▶ **Activity**
Scan the data for "heading" and copy each matching line.

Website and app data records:

#####

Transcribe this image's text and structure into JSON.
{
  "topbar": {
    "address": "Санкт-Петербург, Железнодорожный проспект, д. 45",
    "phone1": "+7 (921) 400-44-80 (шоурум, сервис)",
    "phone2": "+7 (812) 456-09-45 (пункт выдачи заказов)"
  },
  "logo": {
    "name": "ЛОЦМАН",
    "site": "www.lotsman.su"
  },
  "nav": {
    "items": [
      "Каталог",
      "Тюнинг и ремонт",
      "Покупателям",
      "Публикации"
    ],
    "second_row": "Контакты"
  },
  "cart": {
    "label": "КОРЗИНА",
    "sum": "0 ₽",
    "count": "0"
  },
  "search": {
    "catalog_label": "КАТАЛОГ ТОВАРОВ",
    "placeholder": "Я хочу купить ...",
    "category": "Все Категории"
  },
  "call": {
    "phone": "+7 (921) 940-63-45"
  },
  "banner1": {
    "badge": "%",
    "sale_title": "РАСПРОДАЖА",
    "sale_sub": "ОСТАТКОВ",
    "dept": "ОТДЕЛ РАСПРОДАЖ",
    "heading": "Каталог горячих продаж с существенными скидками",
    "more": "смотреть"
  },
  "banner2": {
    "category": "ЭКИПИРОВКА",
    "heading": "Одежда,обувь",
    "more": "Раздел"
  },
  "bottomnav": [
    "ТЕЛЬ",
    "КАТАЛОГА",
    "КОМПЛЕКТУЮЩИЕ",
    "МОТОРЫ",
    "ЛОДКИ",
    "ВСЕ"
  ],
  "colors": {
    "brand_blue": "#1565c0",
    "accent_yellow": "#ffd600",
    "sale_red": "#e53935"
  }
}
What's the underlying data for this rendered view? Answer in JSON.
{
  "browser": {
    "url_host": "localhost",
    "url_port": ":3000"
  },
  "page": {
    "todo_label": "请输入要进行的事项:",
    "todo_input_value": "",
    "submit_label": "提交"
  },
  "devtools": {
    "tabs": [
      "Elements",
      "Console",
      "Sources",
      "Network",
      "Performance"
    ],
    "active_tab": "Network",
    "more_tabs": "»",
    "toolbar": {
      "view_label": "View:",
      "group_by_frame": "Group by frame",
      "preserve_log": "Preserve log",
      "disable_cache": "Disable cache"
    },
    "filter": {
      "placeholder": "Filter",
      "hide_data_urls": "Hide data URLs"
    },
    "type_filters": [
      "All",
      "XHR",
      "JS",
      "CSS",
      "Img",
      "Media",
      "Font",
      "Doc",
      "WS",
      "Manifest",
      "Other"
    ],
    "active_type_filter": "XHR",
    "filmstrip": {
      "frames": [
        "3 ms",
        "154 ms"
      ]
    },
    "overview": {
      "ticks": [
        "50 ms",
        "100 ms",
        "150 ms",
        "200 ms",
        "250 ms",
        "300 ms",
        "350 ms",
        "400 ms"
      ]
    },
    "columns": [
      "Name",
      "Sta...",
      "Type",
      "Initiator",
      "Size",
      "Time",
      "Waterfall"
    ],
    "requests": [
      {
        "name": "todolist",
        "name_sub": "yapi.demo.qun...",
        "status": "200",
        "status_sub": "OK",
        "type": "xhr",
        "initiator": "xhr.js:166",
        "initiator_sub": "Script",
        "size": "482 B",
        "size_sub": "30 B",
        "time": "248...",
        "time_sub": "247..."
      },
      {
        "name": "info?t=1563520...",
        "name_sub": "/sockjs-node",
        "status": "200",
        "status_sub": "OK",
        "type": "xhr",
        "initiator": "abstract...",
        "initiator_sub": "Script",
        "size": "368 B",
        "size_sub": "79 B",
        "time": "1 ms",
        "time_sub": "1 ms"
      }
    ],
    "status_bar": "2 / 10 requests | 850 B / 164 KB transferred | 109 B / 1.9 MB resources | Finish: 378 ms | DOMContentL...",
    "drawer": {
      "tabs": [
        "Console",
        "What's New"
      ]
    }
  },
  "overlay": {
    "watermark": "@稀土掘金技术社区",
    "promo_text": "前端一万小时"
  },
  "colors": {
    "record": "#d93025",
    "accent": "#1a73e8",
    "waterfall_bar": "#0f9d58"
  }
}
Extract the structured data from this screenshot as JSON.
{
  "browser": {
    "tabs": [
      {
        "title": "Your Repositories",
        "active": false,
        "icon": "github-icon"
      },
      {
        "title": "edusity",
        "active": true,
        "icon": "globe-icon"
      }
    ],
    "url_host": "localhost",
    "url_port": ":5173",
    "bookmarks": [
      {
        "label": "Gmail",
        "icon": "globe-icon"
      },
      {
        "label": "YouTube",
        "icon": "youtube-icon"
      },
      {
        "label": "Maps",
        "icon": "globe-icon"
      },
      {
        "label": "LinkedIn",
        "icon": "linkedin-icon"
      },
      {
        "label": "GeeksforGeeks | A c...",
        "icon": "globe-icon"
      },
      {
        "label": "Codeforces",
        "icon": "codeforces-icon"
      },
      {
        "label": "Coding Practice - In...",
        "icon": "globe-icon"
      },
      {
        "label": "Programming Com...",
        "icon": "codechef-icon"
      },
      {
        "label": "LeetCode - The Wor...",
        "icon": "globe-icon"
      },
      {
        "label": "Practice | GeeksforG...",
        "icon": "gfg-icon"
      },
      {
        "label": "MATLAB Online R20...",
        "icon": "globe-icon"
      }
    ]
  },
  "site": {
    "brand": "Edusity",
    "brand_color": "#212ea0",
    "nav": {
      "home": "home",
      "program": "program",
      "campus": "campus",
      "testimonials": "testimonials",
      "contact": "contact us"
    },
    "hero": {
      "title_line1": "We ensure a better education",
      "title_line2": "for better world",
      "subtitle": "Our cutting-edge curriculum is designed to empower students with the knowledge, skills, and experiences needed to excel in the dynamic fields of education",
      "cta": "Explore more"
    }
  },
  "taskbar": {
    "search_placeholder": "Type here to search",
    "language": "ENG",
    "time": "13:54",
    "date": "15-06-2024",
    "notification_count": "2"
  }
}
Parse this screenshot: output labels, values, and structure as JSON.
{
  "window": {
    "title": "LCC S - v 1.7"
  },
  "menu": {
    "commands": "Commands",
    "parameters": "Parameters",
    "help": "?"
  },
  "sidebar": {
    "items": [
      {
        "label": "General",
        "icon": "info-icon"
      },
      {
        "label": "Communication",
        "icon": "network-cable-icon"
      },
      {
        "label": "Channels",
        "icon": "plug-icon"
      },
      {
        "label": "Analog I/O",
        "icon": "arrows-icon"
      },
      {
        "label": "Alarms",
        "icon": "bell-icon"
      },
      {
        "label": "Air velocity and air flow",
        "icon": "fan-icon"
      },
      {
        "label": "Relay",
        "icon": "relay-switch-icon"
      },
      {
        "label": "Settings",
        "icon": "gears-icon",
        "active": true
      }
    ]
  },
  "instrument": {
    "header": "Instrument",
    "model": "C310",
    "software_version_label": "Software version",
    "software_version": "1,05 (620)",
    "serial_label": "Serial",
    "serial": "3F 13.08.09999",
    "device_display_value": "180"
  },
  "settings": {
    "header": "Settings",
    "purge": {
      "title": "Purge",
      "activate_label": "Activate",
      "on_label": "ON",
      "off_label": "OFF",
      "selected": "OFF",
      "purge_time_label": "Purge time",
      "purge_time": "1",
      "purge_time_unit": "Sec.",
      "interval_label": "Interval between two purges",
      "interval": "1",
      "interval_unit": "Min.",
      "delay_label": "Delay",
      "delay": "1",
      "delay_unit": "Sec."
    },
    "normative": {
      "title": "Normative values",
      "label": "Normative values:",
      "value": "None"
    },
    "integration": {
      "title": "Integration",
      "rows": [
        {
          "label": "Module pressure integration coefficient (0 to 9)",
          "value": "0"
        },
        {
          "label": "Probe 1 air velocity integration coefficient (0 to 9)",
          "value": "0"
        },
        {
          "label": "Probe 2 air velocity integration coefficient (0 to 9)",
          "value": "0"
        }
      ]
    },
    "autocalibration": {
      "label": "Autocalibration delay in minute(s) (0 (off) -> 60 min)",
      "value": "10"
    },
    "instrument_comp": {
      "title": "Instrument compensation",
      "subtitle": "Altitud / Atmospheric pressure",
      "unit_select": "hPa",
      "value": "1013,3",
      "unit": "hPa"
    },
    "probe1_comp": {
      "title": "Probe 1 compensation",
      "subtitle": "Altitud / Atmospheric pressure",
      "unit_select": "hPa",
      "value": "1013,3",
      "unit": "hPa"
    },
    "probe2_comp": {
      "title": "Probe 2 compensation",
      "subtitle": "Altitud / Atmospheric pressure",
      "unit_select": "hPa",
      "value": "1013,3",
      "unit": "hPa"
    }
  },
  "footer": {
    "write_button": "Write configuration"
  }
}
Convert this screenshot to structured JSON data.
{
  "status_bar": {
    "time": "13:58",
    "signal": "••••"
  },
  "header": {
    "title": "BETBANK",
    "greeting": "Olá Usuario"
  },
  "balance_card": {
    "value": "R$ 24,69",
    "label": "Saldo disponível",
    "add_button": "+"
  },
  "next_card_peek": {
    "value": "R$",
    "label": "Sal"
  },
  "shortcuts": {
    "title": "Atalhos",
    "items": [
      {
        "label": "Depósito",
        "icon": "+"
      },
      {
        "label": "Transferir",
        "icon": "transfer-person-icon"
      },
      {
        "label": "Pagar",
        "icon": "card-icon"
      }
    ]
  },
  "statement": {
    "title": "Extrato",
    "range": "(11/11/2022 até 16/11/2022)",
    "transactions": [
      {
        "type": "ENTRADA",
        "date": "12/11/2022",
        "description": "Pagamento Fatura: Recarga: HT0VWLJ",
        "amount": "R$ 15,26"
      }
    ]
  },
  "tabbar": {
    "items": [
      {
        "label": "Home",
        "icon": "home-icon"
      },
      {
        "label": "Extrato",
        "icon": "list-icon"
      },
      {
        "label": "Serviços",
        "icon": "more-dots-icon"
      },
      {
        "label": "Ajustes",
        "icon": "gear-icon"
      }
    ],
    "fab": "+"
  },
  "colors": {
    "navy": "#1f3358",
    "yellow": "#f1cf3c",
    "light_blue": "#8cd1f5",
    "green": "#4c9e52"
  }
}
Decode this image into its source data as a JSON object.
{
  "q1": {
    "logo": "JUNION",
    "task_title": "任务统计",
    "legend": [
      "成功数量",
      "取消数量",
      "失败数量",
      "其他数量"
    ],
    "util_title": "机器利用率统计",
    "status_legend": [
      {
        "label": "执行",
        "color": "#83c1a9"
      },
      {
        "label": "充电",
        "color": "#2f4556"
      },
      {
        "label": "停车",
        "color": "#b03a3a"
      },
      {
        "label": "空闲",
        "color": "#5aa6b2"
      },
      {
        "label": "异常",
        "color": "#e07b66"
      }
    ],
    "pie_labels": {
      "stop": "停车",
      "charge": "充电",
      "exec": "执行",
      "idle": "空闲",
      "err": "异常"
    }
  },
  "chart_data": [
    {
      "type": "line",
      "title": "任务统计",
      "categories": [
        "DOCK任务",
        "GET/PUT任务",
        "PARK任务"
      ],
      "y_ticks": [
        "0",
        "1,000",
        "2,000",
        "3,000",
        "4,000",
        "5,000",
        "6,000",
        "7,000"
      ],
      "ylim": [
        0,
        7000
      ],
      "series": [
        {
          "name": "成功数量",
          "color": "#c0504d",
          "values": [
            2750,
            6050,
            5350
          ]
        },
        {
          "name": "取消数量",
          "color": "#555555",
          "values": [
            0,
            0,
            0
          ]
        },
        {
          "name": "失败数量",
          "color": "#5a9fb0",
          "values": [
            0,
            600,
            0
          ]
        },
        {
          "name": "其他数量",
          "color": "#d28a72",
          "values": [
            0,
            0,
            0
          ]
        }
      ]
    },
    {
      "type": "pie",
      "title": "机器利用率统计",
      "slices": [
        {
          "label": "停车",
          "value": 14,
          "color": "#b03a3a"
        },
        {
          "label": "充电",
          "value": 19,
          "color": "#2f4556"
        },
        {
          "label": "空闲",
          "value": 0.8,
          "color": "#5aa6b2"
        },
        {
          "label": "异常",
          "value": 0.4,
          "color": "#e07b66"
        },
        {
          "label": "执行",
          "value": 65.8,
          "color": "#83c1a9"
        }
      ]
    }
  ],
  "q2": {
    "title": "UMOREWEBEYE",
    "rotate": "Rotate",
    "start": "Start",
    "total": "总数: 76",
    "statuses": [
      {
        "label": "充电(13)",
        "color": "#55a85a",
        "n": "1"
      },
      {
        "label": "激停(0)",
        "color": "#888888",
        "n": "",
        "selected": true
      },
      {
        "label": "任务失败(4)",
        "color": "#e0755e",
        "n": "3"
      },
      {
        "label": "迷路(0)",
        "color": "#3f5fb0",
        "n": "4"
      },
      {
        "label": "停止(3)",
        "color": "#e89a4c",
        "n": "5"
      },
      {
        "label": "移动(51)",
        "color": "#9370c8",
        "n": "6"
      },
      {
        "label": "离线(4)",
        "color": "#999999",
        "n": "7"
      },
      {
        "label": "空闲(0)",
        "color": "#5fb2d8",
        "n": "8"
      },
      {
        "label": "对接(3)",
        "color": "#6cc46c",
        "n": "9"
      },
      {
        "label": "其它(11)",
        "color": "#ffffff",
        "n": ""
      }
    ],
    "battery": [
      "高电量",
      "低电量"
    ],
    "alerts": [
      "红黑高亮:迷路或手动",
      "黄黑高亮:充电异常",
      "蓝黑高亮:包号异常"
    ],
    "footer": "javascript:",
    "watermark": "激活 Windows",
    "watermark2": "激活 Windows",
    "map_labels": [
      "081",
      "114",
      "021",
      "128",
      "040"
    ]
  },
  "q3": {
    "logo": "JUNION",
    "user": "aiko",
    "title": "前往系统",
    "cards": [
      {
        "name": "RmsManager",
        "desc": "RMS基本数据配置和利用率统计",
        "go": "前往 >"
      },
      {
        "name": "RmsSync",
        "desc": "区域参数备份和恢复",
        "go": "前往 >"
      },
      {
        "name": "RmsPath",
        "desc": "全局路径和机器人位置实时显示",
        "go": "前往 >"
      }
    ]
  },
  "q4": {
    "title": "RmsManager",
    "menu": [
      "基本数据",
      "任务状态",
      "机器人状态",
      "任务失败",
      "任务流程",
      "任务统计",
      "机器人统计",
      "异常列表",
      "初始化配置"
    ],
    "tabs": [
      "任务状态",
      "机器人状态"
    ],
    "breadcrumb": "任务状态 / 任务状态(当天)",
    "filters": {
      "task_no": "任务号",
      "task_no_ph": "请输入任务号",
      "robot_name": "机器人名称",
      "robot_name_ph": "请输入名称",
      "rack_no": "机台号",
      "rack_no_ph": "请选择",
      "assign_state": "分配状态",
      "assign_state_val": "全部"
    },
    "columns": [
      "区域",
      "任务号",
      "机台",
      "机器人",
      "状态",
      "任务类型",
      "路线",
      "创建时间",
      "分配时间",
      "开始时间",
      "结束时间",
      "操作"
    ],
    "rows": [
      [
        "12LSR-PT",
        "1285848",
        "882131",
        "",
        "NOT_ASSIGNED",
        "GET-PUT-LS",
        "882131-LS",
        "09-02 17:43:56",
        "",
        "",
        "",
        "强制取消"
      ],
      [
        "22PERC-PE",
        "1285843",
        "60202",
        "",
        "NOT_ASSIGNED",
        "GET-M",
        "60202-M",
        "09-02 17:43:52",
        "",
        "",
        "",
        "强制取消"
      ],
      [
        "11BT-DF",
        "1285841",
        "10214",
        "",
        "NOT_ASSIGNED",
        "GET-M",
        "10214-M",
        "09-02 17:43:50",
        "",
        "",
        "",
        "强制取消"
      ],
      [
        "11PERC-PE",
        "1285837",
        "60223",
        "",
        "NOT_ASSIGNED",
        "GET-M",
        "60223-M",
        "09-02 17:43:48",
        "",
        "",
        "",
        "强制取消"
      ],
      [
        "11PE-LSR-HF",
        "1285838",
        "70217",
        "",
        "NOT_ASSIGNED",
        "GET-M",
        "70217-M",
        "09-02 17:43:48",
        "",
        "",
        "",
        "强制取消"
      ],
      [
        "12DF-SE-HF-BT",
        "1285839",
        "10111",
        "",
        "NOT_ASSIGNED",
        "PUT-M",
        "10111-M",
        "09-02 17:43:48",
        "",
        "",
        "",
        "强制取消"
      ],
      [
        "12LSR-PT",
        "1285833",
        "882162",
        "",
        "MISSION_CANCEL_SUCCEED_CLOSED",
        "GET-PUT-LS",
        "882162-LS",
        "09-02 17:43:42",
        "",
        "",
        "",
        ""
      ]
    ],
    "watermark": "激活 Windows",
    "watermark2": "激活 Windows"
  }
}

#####

▶ **Solution for this task**
    "heading": "Каталог горячих продаж с существенными скидками",
    "heading": "Одежда,обувь",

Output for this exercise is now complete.